In the spring of 2009, former vice president Richard Cheney gave a major address at the American Enterprise Institute in Washington, forcefully defending the Bush White House’s national security policies and accusing the Obama administration of endangering American lives by unraveling some of those policies.
On Friday, three years into an Obama administration that has not yet seen a successful attack on American soil, Cheney was back at AEI, where he was asked rather bluntly: Was he wrong?
His answer: no.
The Obama administration, Cheney said, has “been successful in part because of the capabilites we left them with, the intelligence we left them with,” adding that there has been a “continuum” between administrations.
Cheney, at AEI for an event to mark the anniversary of the Sept. 11 attacks, reprised his criticism of President Obama’s decision to investigate the CIA’s counterterrorism program and to bar the use of harsh interrogation techniques on terrorism suspects.
He also sounded just as unrepentant, and occasionally sarcastic, as he did the last time.
“I don’t know what they would do today if they captured the equivalent of Khalid Sheikh Mohammed,” the self-described mastermind of the Sept. 11 attacks. “Probably read him his Miranda rights, I don’t know.”
On issues of national security, Cheney added, “I do think it was a mistake for [the Obama administration] not to stay as actively and aggressively as involved.”
With the exception of the killing of Osama bin Laden, Cheney did not mention the string of successes against al-Qaeda over the past several months — including the killing of the group’s second in command, Atiyah Abd al-Rahman. As for the killing of bin Laden, he said the Obama administration owed at least some credit to the work done during the Bush years, contending, as others have, that it was enhanced interrogation that produced intelligence that helped located the network’s leader.
Others have argued that the Obama administration has been more successful in its counterterrorism efforts because of what it changed about Bush policy -- escalating drone strikes even further, for instance, and ending the CIA’s secret interrogation program.
On the eve of the 10th anniversary of the Sept. 11 attacks, Cheney did allow that there was evidence that the United States has made significant progress against al-Qaeda and other terrorist groups.

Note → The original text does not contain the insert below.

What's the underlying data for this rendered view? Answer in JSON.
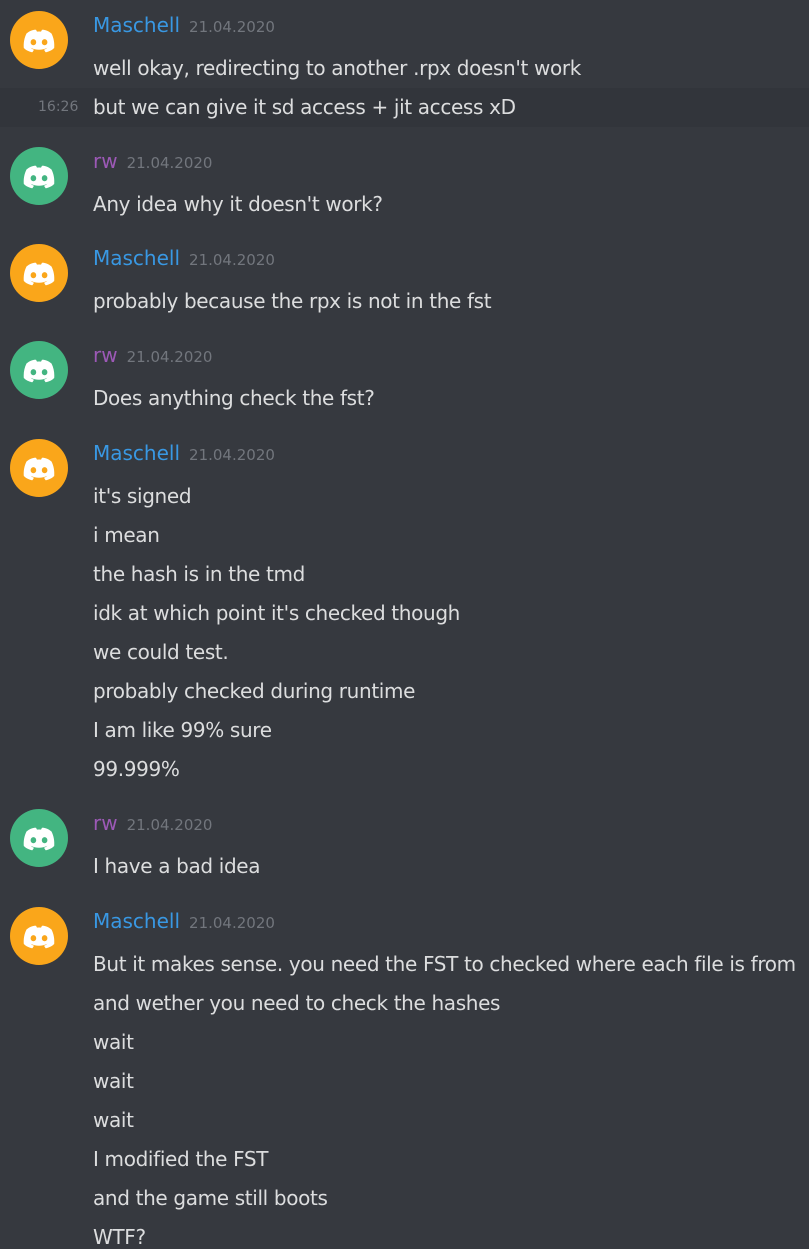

Asked how Americans would know when the “Global War on Terror,” as it as called by the Bush administration, was over, the former vice president said there would be no “a-ha moment.”
“It is,” he said, “the kind of thing that gradually fades over time.”